In 2016, the library’s Textbookbroke survey revealed that 57% of students did not purchase a textbook and 87% of these students report some level of concern over this fact. Even when not purchasing all their textbooks, students are still spending a significant amount of money on course materials; in 2016, 40% of students reported spending between $251 and $500, and 28% of students spent more than $500. With inflation rapidly rising, these numbers have likely increased in the last few years.
Students report that without a textbook they often fall behind in classes and miss important information, that time management becomes difficult when seeking alternative options, that it leads to increased stress and anxiety, and that it can make them feel socially disconnected from peers. The survey has been conducted since 2016 and the data remains consistent. It is necessary that students have access to the course materials they need to thrive in an academic environment.
To help mitigate the inequalities posed by commercial textbooks, the library ensures that one copy of each required textbook for all undergraduate courses is purchased and put on reserve for students to access; however, this solution is not always sufficient for students and the library faces several challenges in trying to acquire these textbooks for student use.
Print reserves can be difficult for students to access in larger classes where there are many students trying to use the limited copies of the book. What’s more, many textbook publishers do not provide electronic purchasing options for their textbooks to libraries. In the 2021/22 academic year, approximately 76% of the textbooks placed on reserve at the university could not be purchased in electronic format. When they can be purchased, these textbooks often have significant restrictions, such as a limit on the number of users who can access the textbook at a given time, a lack of access to any bundled content that requires an access code (such as test questions or other support materials), and the inability to copy, paste or print content. The electronic copies of textbooks are often more expensive than their print counterparts, with some costing six to seven times what the print version would cost. The library has now begun receiving requests for textbook titles that are born-digital and provide neither library electronic purchase options, nor any print purchase options at all, making library access impossible for students.
The following is a list of publishers that currently do not give libraries the ability to purchase electronic copies of their textbooks:

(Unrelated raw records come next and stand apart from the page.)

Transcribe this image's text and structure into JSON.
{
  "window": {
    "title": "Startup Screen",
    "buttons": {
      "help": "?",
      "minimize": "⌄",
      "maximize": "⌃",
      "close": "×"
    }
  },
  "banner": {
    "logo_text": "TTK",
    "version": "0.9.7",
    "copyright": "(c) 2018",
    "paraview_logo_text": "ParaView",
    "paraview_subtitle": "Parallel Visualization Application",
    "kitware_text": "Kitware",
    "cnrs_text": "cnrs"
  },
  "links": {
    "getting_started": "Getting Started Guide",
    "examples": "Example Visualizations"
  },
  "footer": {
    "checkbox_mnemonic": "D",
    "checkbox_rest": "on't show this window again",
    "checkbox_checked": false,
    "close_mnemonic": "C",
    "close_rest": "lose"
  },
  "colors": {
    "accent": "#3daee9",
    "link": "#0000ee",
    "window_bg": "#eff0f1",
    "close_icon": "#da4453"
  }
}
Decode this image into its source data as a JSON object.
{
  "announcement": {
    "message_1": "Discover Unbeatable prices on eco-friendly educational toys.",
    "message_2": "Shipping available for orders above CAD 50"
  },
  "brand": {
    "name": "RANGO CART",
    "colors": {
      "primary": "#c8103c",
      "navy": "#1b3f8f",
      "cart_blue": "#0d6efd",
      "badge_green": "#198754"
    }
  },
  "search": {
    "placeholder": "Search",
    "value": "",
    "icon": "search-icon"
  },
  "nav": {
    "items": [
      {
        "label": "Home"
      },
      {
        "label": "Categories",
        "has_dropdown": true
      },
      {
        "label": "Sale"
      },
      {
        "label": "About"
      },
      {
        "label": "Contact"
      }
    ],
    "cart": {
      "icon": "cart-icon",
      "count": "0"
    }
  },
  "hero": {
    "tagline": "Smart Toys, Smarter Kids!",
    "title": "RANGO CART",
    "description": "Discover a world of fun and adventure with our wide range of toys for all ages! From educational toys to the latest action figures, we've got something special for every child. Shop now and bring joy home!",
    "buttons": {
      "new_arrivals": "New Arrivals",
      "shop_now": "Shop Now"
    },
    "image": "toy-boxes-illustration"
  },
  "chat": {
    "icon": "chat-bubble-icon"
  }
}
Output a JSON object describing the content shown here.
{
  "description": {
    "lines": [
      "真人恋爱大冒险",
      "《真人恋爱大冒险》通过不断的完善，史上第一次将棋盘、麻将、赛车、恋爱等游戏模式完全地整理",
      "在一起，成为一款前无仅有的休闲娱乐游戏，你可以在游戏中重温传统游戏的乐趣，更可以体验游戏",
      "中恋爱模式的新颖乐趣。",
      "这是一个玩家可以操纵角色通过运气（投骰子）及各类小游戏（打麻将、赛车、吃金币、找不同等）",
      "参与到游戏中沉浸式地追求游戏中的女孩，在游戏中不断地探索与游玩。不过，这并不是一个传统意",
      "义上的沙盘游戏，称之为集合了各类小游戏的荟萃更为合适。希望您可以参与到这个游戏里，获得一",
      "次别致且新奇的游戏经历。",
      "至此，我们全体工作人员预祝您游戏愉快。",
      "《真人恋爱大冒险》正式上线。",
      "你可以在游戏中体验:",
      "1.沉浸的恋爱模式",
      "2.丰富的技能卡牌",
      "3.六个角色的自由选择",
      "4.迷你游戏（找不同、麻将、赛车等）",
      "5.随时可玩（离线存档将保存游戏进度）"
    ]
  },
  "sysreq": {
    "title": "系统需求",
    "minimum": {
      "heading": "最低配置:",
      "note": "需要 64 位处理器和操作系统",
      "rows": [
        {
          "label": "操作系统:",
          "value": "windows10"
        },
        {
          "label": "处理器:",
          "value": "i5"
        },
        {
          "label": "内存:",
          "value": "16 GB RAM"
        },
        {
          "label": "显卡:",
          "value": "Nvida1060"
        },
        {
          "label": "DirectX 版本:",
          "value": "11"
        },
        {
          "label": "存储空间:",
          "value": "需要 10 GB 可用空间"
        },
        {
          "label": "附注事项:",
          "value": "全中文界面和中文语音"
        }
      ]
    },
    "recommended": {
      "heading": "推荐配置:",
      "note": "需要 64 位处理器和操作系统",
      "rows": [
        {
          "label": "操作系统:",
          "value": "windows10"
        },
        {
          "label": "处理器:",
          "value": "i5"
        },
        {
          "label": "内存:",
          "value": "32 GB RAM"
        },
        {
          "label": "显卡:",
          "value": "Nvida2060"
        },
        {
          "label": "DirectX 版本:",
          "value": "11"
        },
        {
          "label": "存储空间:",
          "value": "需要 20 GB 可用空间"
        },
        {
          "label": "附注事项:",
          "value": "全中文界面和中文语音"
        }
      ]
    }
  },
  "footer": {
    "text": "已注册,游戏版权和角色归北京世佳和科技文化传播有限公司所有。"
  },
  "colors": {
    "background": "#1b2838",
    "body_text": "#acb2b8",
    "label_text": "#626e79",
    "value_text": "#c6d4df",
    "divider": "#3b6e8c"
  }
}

Cengage and their imprints, including Nelson
Oxford University Press Canada
Elsevier imprints Elsevier Health Science, Mosby, and Saunders
These practices that large commercial publishers have adopted are business decisions made in service of these corporations’ financial goals. These are not decisions that are made in service of maximizing students’ education access, academic success, or financial well-being.
To properly address this issue, it is important to seek out open and affordable alternatives where possible. Immediate and open access to course materials will reduce the financial barrier to education for students and ensure students enjoy greater equity of access to education, and more positive student experiences at the University of Guelph.
- Looking for OER? Check out our Search for Open Educational Resources (OER) guide to get started.
- Book an appointment to learn more about Open Educational Resources (OER)
- Search the library’s search tool, Omni, for textbook alternatives such as e-books and journal articles
- Place a request for course reserves items through ARES Course Reserves
- Request a new library purchase for textbook alternatives such as e-books